We decided to turn it upside down and try it on the bottom. Nothing. I picked it up, turned it right side up and there it went. The cut lid that looked intact gave way. And there went a 28 ounce can of crushed tomatoes all over the counter top. Wow. I said a couple naughty words, and we started to move it off the counter top and into the pan, where it belonged. And that, boys and girls, is why older people shouldn’t be allowed in the kitchen. Don’t you agree?

We had a laugh or two, and kept cooking. I can hardly wait to start baking the nine boxes of brownies I get to do. It’ll be fine. Really, it will. There are no canned goods to open.

More from the book, “Wired for Story,”

Tone and Theme are stressed very early. So is the phrase, “It’s not what you say, but how you say it.” Have you ever known someone who can tell such great stories, jokes, and anecdotes they always have a crowd at their elbow? They’re the one we always want to be an emcee at our events, and maybe even give our eulogy at our funeral. They really know how to tell a great story. We can learn, with practice.

Another incredible thing I just learned – all story is emotion based. If you’re not feeling, you’re not reading, according to Lisa Cron. I get this. Have you ever read something very emotional for the protagonist, and you feel it, too, as you read? The author has done a good job.

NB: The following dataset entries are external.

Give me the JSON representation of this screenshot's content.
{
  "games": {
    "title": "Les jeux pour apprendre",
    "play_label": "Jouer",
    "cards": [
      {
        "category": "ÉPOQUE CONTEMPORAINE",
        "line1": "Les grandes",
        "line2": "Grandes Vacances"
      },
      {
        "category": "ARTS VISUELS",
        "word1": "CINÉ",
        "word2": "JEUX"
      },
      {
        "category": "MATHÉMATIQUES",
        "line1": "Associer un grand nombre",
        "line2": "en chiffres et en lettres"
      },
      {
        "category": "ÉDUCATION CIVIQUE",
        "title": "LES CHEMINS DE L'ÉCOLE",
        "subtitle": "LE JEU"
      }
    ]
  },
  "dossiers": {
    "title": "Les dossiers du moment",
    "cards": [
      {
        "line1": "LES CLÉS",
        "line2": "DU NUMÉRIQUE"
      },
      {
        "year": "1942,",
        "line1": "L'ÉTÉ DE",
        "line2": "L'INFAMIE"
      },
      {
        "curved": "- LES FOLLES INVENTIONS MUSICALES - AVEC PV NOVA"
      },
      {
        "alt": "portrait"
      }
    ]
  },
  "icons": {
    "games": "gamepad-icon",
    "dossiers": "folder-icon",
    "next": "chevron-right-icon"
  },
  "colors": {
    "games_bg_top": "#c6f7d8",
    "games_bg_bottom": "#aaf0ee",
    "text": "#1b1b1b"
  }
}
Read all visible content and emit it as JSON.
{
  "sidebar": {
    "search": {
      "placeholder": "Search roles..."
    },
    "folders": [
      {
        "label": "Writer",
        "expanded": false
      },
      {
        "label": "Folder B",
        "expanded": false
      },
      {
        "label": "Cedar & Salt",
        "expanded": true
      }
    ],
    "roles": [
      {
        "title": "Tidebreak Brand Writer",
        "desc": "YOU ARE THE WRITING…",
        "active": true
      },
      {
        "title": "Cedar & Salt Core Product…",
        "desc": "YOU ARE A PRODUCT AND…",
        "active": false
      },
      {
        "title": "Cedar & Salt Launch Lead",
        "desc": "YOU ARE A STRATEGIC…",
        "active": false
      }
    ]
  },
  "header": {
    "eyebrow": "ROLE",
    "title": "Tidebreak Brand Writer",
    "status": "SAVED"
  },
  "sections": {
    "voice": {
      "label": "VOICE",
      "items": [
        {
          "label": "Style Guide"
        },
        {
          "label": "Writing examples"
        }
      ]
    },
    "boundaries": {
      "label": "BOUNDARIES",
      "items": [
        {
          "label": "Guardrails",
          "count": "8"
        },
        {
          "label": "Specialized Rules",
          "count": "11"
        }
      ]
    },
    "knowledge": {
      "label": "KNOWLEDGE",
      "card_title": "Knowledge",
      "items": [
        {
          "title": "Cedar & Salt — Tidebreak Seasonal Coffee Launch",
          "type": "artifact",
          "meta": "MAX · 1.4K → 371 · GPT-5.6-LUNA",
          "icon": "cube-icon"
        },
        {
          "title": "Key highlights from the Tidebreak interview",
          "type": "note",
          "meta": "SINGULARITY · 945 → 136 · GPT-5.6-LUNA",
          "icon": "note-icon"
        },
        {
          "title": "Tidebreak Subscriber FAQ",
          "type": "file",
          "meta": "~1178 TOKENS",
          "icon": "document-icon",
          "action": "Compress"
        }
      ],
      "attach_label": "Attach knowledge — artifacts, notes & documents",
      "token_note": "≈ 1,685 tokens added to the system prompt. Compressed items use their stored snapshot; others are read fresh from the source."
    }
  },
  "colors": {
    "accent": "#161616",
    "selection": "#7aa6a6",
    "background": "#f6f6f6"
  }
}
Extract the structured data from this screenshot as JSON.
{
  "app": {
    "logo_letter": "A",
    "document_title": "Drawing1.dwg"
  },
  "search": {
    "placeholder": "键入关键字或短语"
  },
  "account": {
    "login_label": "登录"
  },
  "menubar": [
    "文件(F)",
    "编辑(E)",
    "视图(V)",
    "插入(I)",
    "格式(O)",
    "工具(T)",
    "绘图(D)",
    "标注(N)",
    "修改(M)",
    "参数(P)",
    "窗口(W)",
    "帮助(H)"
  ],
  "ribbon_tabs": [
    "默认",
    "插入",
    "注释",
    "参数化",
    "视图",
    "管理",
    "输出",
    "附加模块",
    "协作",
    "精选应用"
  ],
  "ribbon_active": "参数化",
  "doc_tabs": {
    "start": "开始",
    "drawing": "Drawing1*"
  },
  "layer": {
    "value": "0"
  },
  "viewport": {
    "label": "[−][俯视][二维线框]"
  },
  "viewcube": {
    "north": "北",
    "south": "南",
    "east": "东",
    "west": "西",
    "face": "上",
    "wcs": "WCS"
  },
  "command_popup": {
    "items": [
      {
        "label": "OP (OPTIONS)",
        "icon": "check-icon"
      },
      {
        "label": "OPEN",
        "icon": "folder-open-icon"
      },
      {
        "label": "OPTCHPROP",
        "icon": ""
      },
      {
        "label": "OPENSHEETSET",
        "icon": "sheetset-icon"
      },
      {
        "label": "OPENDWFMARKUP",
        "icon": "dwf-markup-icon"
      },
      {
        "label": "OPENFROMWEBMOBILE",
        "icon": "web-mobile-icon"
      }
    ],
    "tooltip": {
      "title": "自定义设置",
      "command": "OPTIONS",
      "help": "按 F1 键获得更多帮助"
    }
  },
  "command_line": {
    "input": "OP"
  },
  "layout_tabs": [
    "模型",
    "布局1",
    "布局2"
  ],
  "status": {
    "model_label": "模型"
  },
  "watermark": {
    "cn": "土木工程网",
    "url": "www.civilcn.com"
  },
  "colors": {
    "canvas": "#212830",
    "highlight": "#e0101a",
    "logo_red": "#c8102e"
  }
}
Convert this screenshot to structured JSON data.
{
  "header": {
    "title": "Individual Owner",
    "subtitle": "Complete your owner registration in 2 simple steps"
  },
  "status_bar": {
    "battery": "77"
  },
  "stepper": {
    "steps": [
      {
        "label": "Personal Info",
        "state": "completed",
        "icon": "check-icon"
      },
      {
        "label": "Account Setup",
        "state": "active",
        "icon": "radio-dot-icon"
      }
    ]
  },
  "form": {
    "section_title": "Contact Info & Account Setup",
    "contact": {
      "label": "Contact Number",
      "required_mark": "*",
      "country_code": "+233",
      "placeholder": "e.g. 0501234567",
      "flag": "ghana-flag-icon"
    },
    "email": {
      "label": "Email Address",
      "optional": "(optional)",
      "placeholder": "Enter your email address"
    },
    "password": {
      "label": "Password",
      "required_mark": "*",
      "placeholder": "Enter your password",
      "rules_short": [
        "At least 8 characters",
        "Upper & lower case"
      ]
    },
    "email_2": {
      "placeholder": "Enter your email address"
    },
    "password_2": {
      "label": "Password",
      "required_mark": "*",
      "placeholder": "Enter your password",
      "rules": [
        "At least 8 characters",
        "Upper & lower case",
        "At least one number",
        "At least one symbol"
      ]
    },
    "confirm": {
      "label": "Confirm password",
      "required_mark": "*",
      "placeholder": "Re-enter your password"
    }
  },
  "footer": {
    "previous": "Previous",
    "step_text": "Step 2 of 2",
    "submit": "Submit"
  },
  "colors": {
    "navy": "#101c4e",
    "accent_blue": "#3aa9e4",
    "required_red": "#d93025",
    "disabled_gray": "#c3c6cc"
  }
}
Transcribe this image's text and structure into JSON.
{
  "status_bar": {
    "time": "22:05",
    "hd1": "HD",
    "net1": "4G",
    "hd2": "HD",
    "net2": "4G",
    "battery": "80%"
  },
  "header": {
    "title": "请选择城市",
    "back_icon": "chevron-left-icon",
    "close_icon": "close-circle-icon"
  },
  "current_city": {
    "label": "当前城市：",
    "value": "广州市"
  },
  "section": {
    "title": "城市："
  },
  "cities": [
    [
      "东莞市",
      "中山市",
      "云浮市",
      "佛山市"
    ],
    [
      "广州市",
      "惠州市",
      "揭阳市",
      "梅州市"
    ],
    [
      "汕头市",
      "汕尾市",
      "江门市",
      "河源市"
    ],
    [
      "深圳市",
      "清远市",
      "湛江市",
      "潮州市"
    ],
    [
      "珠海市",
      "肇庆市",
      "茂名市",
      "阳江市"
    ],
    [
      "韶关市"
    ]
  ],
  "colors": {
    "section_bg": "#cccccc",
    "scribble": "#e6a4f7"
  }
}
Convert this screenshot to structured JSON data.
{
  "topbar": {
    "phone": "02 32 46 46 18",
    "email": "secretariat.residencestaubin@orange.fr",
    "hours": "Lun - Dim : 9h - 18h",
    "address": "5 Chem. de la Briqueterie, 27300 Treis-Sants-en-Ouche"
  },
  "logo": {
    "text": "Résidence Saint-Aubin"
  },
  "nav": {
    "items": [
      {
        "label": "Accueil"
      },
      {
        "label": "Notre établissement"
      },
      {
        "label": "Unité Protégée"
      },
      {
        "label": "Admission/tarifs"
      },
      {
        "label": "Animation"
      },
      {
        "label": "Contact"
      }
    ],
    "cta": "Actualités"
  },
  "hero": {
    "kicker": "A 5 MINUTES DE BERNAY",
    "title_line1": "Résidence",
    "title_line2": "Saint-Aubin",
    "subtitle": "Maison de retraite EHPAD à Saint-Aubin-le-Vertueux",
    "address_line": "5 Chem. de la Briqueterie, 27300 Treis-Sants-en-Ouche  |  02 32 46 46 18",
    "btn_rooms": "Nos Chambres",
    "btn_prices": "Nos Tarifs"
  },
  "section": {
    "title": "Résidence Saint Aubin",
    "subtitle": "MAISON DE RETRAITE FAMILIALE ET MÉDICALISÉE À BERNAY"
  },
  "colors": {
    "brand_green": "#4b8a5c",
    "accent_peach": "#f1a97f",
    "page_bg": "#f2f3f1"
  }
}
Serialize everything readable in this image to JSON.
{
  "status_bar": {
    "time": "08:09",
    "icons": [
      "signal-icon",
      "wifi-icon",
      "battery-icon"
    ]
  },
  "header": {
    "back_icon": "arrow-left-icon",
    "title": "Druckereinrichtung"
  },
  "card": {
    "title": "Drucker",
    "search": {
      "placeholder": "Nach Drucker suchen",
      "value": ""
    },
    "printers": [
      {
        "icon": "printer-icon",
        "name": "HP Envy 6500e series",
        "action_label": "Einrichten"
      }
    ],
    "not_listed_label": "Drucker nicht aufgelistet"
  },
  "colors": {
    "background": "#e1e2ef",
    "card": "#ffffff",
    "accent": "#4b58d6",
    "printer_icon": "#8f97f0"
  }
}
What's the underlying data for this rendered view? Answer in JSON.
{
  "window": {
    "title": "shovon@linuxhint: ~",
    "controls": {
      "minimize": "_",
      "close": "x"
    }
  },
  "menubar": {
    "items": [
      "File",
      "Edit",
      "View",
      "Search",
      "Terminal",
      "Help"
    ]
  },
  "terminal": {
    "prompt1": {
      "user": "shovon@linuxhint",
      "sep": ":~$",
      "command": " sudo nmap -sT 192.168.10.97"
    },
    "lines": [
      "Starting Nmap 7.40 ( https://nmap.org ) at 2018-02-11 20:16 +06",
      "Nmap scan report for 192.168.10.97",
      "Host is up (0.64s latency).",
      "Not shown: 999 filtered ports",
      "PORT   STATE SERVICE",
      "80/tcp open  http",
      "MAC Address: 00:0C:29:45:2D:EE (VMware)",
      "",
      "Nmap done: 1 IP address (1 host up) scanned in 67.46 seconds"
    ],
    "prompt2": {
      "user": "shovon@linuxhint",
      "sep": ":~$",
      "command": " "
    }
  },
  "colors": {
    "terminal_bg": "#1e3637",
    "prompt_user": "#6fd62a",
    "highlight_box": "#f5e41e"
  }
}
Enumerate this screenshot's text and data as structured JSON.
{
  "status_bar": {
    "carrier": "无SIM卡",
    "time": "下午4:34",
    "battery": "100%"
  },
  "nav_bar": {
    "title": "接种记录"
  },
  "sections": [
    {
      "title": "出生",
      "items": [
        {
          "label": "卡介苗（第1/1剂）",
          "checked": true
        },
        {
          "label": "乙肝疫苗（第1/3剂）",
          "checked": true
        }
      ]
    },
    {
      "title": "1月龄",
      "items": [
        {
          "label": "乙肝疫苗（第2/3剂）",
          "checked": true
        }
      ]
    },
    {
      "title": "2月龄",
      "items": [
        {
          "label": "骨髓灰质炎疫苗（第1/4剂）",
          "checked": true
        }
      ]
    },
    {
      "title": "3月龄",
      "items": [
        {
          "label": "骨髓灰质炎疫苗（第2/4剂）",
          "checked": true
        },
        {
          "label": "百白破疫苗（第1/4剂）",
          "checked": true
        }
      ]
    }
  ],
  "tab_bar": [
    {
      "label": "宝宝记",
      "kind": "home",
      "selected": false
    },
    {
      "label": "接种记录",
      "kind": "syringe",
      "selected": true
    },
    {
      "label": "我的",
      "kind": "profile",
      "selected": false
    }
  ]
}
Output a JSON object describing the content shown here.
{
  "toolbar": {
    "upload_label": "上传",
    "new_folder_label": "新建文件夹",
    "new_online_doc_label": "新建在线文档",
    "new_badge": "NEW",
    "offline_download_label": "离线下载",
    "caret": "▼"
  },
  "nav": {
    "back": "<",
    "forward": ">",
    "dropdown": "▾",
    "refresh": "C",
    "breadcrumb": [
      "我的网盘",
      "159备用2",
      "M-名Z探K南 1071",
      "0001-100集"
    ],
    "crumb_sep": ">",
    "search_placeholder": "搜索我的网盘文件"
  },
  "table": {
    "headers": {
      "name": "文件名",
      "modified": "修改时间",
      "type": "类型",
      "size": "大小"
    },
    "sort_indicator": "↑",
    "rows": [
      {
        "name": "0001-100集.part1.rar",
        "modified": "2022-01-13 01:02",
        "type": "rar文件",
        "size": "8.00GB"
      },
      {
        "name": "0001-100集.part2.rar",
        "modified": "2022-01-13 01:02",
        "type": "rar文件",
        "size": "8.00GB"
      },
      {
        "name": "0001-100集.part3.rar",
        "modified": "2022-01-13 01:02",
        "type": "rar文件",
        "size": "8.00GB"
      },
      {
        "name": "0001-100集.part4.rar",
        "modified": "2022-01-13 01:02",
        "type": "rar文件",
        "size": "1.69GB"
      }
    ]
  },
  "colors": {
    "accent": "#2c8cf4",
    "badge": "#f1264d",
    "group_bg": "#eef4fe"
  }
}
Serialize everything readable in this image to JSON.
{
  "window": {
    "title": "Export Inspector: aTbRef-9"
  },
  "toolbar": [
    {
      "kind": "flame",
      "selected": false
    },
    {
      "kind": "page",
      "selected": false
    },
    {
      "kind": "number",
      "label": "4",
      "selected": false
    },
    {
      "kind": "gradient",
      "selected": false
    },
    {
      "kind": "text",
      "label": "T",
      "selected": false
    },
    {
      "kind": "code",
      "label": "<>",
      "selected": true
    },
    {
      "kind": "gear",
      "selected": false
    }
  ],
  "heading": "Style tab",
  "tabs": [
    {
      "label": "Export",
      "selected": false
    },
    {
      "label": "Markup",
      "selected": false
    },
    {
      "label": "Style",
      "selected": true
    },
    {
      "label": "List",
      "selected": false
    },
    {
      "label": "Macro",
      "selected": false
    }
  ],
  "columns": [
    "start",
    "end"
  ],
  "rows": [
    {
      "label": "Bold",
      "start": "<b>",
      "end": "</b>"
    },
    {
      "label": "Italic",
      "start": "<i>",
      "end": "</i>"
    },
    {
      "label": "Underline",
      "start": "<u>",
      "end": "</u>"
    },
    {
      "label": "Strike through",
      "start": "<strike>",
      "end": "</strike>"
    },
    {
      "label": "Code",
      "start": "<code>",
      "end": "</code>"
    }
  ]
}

Emotion determines the meaning of everything. If we’re not feeling, we’re not conscious. Most of us were taught emotion and logic were two opposite things. They are, but one must exist for the other to exist. I haven’t read further than this yet, and I hope to do so tomorrow, in between baking brownies. Who knows what madcap hijinks the Babe and I will engage in? I’m sure we’ll enjoy it, and have some good laughs. Have a great evening, see you tomorrow.

Third Step: Don’t Take Anything Personally.

Yesterday’s Agreement, “Be Impeccable With Your Word” sets the mood for the other three agreements. Being prudent with your words, positive talk to yourself and others, helps pave the way for you to not take anything personally. How?

Remember, people say negative things when they’re not in a good space, when they feel inadequate, and they try to poison us with their venom. Don’t drink from their cup! Deflect their words, their negativity! Right back at them! Remember, this is not about you. It’s about them.

Personal importance is the place in life where people think everything is about them. And most of life just isn’t about them. It’s about each individual in their own scheme of things. The Babe knows a lot about where I am at on any given day, but he only experiences it through his perception of me. He cannot experience things as me.

If you can not take things personally in the midst of a fire fight, you have it made. Truly. Let them eat their own emotional garbage. This is particularly hard if you grew up in a household with alcoholic, narcissistic adults. It takes more of a conscious effort to not take things personally. Still, it’s about them, not you. This one was hard for me. I’m getting much better at it.

If you react when someone is talking, thinking what they’re talking about is about you, you start a lot of conflict. Conflict over your position on any topic, how they violate you, how you’re too busy, how you think you’re complying with what they want, on and on and on. Back the truck up. It’s not about you. It’s never about you. Why do you think you are so important? Why so defensive? What makes you think it’s about you when probably three people in the room are as guilty as you are. They’re simply solving a group problem. Don’t muddy it up.

When you stop taking issue with what other people say, think, express, and do, you free yourself of a whole bunch of negative behaviors. Envy is gone. Your jealousy and anger are gone, too. Wouldn’t that be nice? You no longer react. You don’t get angry. What a difference in everyone’s life, especially yours.

This is short, but has much food for thought. No, we won’t master these overnight. I think they make perfect sense towards living a better life, don’t you? There will be two more blogs about the last two agreements, tomorrow and Friday. Then I can let you in on a couple things that are pretty exciting. Life is getting better every day. Hope yours is too. See you tomorrow.